2019 Legislation Impact on Your Business
by Ryan Gilliland, Government Relations Officer
Not surprisingly, work in Washington tends to run in the context of election cycles. The 2020 race will have a universal chilling effect on active legislation in 2020. In the case of the Senate, even a “quick” impeachment trial is likely to consume significant floor time. More succinctly, consider that 2020 Congressional schedules indicate Congress will be in session only 29 days in the final five months of 2020.
Compounding these dynamics, the daily drumbeat of partisan pugilists has a way of lulling us into complacency. News cycles are increasingly driven by click rates and intellectual junk food—and make no mistake, people eat the stuff, or they wouldn’t keep selling it! However, it’s important to recognize that in the background there’s still critical decisions being made on a daily basis. In the absence of Congressional action, or at the direction of Congress, regulatory agencies are extraordinarily active.
We shouldn’t sell Congress short, either. They’ve still got the checkbook, and regulators still want to stay out of congressional crosshairs. That’s why it’s important to stay dialed in, even if it means digging a little deeper to keep an eye on what’s being issued or under consideration at the regulatory agencies.

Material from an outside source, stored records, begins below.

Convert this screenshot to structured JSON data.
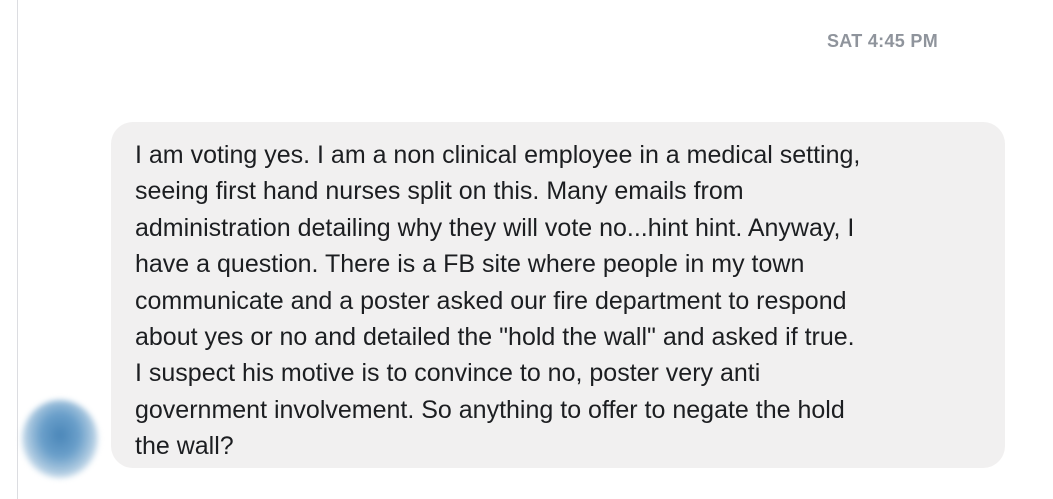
{
  "conversation": {
    "timestamp": "SAT 4:45 PM",
    "message": {
      "lines": [
        "I am voting yes. I am a non clinical employee in a medical setting,",
        "seeing first hand nurses split on this. Many emails from",
        "administration detailing why they will vote no...hint hint. Anyway, I",
        "have a question. There is a FB site where people in my town",
        "communicate and a poster asked our fire department to respond",
        "about yes or no and detailed the \"hold the wall\" and asked if true.",
        "I suspect his motive is to convince to no, poster very anti",
        "government involvement. So anything to offer to negate the hold",
        "the wall?"
      ]
    }
  }
}
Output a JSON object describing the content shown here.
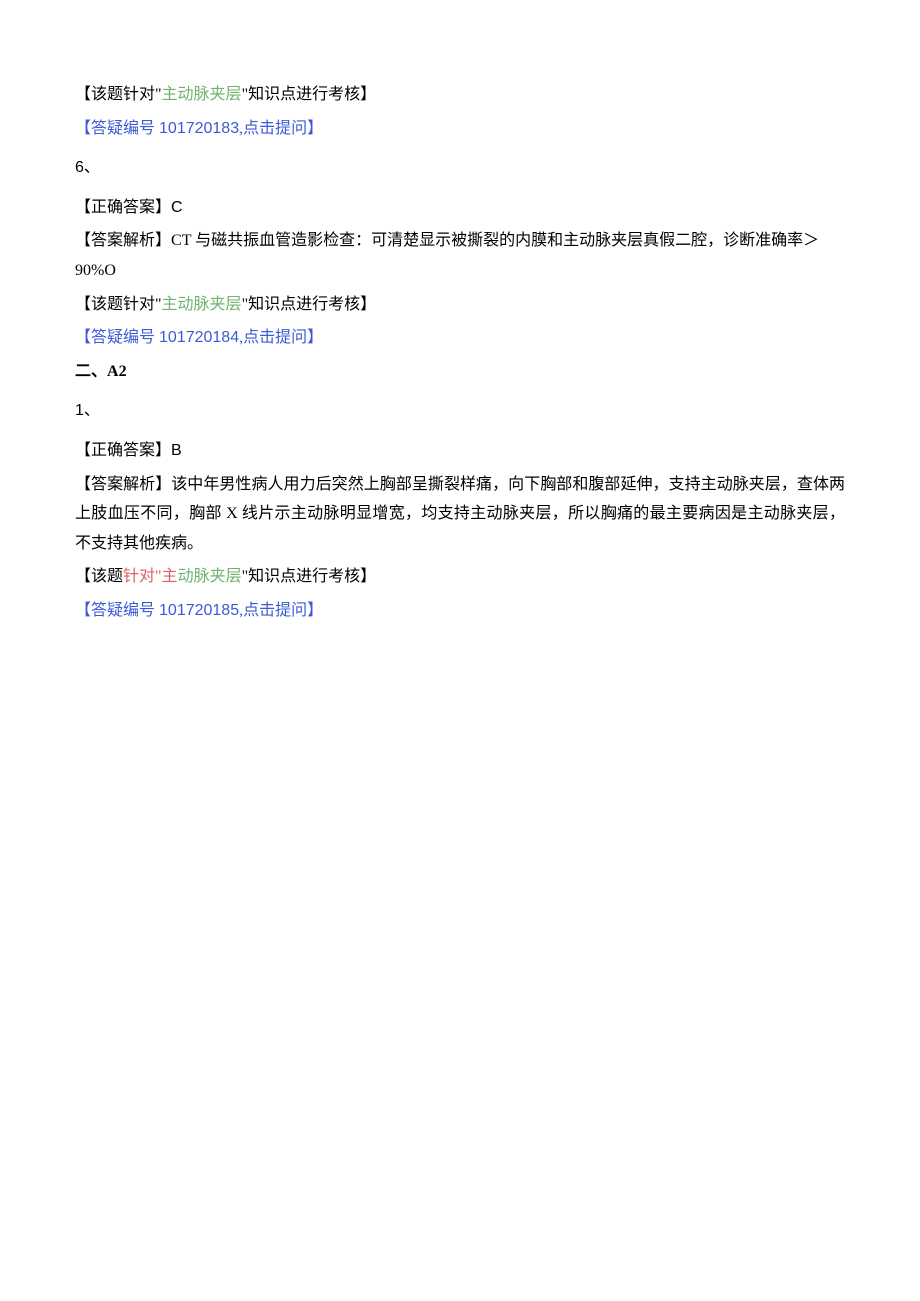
{
  "item1": {
    "note_prefix": "【该题针对\"",
    "note_topic": "主动脉夹层",
    "note_suffix": "\"知识点进行考核】",
    "ask_prefix": "【答疑编号 ",
    "ask_id": "101720183",
    "ask_suffix": ",点击提问】"
  },
  "item2": {
    "num": "6、",
    "ans_label": "【正确答案】",
    "ans_value": "C",
    "analysis_label": "【答案解析】",
    "analysis_text": "CT 与磁共振血管造影检查：可清楚显示被撕裂的内膜和主动脉夹层真假二腔，诊断准确率＞90%O",
    "note_prefix": "【该题针对\"",
    "note_topic": "主动脉夹层",
    "note_suffix": "\"知识点进行考核】",
    "ask_prefix": "【答疑编号 ",
    "ask_id": "101720184",
    "ask_suffix": ",点击提问】"
  },
  "section": {
    "prefix": "二、",
    "label": "A2"
  },
  "item3": {
    "num": "1、",
    "ans_label": "【正确答案】",
    "ans_value": "B",
    "analysis_label": "【答案解析】",
    "analysis_text": "该中年男性病人用力后突然上胸部呈撕裂样痛，向下胸部和腹部延伸，支持主动脉夹层，查体两上肢血压不同，胸部 X 线片示主动脉明显增宽，均支持主动脉夹层，所以胸痛的最主要病因是主动脉夹层，不支持其他疾病。",
    "note_prefix_a": "【该题",
    "note_prefix_b": "针对\"主",
    "note_topic": "动脉夹层",
    "note_suffix": "\"知识点进行考核】",
    "ask_prefix": "【答疑编号 ",
    "ask_id": "101720185",
    "ask_suffix": ",点击提问】"
  }
}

The back half of 2019 was particularly busy, as the full shape of last year’s landmark legislation, The Economic Growth, Regulatory Relief, and Consumer Protection Act of 2018 (S. 2155), comes into focus. Agencies are issuing or have issued significant guidance on the Community Bank Leverage Ratio (CBLR), Current Expected Credit Loss (CECL) standards, Community Reinvestment Act (CRA), brokered deposit rules, and Industrial Loan Charter (ILC) applications among many others.
Additionally, the Treasury has rolled out a proposed set of guidelines to significantly reform the housing finance landscape. Fannie Mae and Freddie Mac will be a point of emphasis for both the Treasury and the Federal Housing Finance Agency (FHFA) in 2020. Those agencies worked out an agreement in September to allow both Fannie and Freddie to begin re-capitalizing for the first time since they were placed in conservatorship during the housing crisis. As part of the broader housing reform plan, the Treasury also recommended that Congress investigate membership rules for the Federal Home Loan Banks—and the FHFA has signaled it will release a Request for Input (RFI) early in 2020 to learn more about FHLBank membership.

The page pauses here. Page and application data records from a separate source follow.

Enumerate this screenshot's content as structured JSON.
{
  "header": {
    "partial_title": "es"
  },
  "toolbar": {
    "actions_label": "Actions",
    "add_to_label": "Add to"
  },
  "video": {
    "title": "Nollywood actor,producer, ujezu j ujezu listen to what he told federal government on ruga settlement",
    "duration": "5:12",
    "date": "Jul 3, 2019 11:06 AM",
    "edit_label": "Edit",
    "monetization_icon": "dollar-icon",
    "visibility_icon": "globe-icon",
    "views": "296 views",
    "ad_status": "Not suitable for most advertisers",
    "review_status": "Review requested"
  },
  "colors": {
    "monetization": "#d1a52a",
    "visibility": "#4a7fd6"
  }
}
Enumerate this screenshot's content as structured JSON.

In aggregate, as fashionable as the idea of a “do nothing” era might seem on the surface, the reality is it’s an important time to dig in. You might be surprised what you find. For instance, just a few weeks ago the Federal Reserve released a comprehensive report on rural lending based on listening session across the country. That kind of resource is useful in helping validate the things we all anecdotally observe, and help tell the story of why community lending is so critical.

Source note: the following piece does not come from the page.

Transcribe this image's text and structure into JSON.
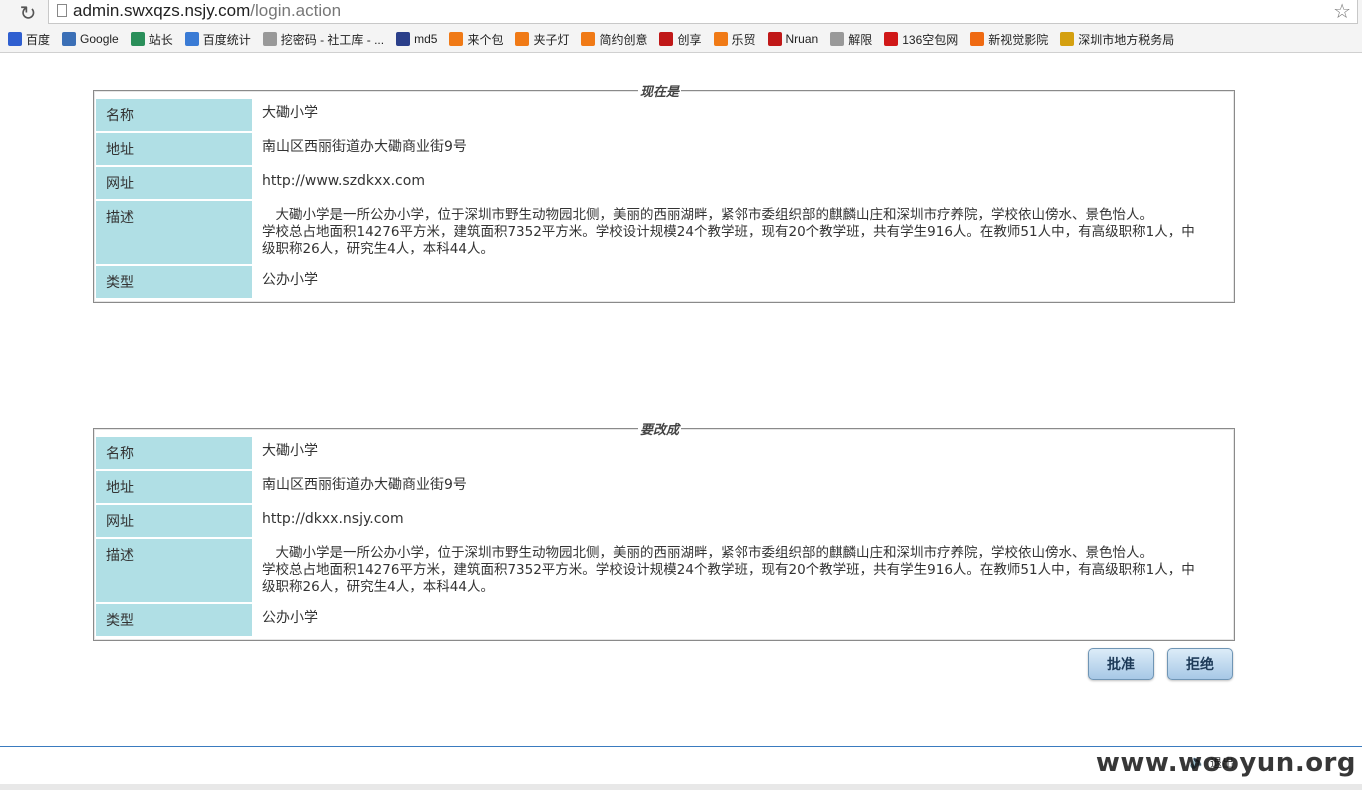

We’re proud to be your partners in that work, and hope you’ll continue to let us know how we can help you to ensure our policy landscape benefits our cooperative partnership with you.